    1. Dear Mr. Anoop.. I am looking for a reliable supplier of Passion Fruit in bulk. Could you please suggest. Please email me to mailtosuraj@yahoo.com

      My name is Suraj and I am from Palakkad, Kerala

      Delete
    2. Mr.Anoop please contact me.Iam Ansari from punalur ,kollam. 9746682852

      Delete
  7. Thanks.. Information is really well-researched, and presentation very professional and very complete... It was useful...

    ReplyDelete
  8. Hi we require passion fruit seeds for export to european markets. If you can supply please mail me on mkemkar@unicorningredients.com. My name is Mayur Kemkar.

    ReplyDelete
  9. hi
    i need for passion fruits . which place in manufacture

    ReplyDelete
  10. Satish

    Hi iam finding Passion Fruit Puree from india please contact me by mail, megash9@gmail.com

    ReplyDelete
  11. Satish

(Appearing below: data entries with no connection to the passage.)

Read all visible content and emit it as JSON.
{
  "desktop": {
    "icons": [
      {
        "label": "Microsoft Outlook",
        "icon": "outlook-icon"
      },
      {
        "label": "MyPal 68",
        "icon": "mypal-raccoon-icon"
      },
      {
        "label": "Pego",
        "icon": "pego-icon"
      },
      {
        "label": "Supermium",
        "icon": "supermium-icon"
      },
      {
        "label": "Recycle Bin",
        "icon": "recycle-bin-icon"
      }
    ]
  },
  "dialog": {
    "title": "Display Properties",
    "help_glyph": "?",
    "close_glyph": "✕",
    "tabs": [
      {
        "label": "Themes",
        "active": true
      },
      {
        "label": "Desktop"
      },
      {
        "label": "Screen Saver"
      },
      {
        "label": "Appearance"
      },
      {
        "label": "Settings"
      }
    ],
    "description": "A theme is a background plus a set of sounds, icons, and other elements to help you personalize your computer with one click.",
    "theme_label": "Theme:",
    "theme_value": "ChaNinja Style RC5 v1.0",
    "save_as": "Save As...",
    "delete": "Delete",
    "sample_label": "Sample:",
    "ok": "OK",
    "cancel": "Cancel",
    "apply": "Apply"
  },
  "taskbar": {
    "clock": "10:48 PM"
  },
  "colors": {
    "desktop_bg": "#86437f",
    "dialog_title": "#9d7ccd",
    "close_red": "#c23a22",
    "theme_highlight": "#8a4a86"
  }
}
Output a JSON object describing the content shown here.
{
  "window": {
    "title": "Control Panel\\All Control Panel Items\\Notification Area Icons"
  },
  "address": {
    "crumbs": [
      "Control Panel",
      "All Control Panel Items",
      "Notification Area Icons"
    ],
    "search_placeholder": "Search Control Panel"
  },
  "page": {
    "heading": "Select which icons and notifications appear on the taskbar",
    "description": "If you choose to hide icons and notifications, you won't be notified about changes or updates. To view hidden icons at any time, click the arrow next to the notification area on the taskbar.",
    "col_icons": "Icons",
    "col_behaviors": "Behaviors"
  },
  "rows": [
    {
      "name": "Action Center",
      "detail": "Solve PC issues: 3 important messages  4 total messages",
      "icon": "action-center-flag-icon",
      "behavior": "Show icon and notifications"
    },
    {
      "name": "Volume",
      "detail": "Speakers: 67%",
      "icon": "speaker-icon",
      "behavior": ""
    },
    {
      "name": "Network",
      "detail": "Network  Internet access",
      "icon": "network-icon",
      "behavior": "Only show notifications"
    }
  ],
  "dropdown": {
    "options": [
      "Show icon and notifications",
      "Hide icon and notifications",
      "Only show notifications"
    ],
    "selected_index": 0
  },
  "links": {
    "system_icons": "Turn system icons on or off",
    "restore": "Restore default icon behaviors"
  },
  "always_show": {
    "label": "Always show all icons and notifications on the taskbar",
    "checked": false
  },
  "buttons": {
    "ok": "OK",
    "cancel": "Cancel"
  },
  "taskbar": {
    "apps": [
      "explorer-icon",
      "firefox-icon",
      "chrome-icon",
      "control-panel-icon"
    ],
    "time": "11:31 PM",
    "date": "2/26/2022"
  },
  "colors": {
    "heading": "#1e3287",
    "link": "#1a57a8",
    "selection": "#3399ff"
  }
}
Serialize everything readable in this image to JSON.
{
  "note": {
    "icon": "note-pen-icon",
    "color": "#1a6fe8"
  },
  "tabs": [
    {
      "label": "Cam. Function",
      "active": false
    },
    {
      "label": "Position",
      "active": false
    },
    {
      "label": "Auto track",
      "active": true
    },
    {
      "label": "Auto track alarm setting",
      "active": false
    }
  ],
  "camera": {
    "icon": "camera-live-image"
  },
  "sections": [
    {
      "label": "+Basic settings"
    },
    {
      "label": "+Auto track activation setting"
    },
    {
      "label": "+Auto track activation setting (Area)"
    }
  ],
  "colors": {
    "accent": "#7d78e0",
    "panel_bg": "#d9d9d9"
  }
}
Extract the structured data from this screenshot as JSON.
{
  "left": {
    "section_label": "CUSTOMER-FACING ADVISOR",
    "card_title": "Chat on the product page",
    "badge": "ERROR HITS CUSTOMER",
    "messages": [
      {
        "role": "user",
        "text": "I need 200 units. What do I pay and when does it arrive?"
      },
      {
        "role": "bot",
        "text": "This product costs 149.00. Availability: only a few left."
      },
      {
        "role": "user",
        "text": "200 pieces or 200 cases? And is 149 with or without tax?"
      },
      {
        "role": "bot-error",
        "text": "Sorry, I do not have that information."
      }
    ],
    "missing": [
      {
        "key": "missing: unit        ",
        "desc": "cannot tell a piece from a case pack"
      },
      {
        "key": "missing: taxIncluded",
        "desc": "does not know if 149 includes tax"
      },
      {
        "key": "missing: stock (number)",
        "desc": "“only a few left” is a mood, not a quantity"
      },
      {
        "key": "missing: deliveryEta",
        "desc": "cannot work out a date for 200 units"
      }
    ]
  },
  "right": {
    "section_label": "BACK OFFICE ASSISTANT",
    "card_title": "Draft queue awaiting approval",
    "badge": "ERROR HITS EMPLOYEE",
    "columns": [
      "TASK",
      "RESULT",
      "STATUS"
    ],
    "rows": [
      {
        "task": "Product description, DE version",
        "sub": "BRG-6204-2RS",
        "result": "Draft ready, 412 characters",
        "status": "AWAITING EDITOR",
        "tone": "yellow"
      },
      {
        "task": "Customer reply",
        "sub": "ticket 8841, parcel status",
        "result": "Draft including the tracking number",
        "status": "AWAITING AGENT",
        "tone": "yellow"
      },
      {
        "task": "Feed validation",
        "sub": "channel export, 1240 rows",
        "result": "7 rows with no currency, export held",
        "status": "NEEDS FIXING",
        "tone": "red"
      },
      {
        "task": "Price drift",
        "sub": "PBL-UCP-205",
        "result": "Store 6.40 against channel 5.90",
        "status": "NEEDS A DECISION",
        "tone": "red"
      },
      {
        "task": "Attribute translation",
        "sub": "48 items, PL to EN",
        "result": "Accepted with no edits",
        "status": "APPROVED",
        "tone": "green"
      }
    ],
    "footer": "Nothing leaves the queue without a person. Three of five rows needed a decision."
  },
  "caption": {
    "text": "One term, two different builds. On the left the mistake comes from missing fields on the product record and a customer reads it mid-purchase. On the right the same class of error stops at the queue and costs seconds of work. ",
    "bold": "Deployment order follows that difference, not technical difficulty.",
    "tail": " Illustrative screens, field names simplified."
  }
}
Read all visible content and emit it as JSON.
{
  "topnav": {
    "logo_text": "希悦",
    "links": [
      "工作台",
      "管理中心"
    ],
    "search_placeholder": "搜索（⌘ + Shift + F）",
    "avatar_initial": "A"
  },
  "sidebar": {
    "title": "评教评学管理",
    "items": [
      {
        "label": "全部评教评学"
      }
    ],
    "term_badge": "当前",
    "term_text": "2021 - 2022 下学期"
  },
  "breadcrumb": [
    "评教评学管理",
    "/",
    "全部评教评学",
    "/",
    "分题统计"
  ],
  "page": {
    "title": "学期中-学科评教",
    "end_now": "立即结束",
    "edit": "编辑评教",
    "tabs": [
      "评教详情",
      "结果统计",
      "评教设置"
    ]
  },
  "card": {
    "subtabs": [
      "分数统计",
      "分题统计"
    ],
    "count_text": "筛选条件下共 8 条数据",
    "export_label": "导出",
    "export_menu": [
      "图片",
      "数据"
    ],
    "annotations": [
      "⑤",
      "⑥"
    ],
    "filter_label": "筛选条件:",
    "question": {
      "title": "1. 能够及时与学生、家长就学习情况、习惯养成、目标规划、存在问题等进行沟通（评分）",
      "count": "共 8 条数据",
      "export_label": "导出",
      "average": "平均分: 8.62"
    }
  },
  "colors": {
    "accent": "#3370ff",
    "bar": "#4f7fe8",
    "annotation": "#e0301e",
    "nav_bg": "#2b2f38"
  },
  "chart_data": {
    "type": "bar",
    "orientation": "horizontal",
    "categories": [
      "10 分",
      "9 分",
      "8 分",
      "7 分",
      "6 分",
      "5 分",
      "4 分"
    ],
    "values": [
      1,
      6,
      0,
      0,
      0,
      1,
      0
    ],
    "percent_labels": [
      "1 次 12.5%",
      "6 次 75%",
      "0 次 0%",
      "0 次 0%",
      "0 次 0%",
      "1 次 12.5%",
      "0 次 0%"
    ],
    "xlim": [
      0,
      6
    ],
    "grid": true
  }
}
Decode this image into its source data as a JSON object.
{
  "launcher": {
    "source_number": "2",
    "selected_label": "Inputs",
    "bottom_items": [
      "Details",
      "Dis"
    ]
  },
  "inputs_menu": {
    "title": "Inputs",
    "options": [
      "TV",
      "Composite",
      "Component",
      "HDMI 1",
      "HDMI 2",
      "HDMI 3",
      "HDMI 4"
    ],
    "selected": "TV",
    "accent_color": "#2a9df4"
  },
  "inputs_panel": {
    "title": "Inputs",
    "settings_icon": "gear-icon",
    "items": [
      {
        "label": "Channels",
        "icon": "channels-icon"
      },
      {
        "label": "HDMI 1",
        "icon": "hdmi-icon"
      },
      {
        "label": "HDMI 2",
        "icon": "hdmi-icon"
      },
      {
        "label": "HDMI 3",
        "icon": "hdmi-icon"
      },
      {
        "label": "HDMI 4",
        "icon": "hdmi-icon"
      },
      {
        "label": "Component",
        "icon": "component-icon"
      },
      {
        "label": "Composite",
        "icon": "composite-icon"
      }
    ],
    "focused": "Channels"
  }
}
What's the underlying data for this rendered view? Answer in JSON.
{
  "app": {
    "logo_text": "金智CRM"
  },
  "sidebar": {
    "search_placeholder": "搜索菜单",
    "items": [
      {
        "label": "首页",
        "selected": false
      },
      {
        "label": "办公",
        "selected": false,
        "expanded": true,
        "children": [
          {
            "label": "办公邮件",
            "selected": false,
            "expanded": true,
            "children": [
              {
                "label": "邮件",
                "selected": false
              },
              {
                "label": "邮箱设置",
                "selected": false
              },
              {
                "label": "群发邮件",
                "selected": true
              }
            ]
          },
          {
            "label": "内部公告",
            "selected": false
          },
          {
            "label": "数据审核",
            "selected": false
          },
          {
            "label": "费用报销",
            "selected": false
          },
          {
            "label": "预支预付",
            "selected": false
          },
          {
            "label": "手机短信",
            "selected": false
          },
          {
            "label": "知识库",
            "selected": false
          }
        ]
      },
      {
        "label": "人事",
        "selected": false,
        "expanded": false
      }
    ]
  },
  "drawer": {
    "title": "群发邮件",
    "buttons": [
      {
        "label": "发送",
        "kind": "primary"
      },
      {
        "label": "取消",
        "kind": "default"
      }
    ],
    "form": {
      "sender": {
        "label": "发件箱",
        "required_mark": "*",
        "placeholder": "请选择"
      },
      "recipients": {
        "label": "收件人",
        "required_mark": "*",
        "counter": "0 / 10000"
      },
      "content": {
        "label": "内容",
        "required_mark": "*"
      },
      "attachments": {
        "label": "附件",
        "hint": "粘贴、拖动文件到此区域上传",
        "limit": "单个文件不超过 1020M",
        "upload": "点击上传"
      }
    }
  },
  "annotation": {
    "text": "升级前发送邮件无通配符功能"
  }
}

    Hi iam finding Passion Fruit Puree from india please contact me by mail, megash9@gmail.com

    ReplyDelete